Epididymal epithelium is well known as a site of secretion of various proteins present in epididymal luminal fluid. Although there have been many reports of primary cultures of epididymal epithelial cells, their growth is limited over time. We have established immortalized epididymal epithelial cell lines from primary cultures of epididymal cells from transgenic mice harboring temperature-sensitive simian virus 40 large T-antigen gene in order to study the regulatory mechanisms of epididymal function, including specific factor secretion. These cell lines (PC1 from proximal caput; and DC1, DC2, and DC3 from distal caput) have been maintained for more than 1 year and show temperature-dependent growth and expression of cytokeratin, a marker of epithelial cells. These cells express the androgen receptor as well as markers of the murine epididymal epithelium, PEB-like protein (ie, phosphatidye ethanolamine binding protein), E-RABP (ie, epididymal retinoic acid-binding protein), and EP17 (ie, epididymal protein of 17 kd). The androgen-regulated 5-kilobase mE-RABP promoter DNA fragment ligated to the neomycin-resistant gene was used for stable transfection of DC1 cells. Because the mE-RABP gene is specifically expressed in the distal caput, neomycin selection provides a pure population of epithelial cells from that segment. This neomycin-resistant immortalized cell line from the distal caput was cultured for more than 6 months. Such immortalized cell lines should be valuable tools for studying the regulation of tissue-specific gene expression, and may be used to identify one or more epididymal specific transcription factors involved in the expression of epididymal specific proteins.

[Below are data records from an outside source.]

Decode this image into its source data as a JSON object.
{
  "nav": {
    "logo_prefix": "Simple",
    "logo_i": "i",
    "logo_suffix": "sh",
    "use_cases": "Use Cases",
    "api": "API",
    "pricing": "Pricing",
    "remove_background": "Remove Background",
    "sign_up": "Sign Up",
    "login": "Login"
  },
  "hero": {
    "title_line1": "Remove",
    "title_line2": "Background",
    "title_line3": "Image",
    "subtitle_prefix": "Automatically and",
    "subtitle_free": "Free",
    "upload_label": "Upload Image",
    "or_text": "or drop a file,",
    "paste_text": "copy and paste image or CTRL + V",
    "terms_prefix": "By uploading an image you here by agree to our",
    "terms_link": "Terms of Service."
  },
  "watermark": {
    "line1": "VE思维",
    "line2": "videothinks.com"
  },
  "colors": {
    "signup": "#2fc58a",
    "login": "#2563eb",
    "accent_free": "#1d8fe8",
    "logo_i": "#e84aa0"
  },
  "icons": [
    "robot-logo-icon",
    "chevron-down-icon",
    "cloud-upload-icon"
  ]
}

Roles for glycerophospholipids in exocytosis have been proposed, but remain controversial. Phospholipases are stimulated following the activation of the high-affinity receptor for immunoglobulin E (IgE) in mast cells. To study the biochemical sequelae that lead to degranulation, broken cell systems were employed. We demonstrate that the addition of three distinct types of exogenous phospholipases (i.e., bcPLC, scPLD, and tfPLA(2)), all of which hydrolyze phosphatidylcholine (PC), trigger degranulation in permeabilized RBL-2H3 cells, a mucosal mast cell line. Production of bioactive lipids by these phospholipases promotes release of granule contents through the plasma membrane and acts downstream of PKC, PIP(2), and Rho subfamily GTPases in regulated secretion. These exogenous phospholipase-induced degranulation pathways circumvent specific factors activated following stimulation of the IgE receptor as well as in ATP- and GTP-dependent intracellular pathways. Taken together, these results suggest that regulated secretion may be achieved in vitro in the absence of cytosolic factors via phospholipase activation and that products of PC hydrolysis can promote exocytosis in mast cells.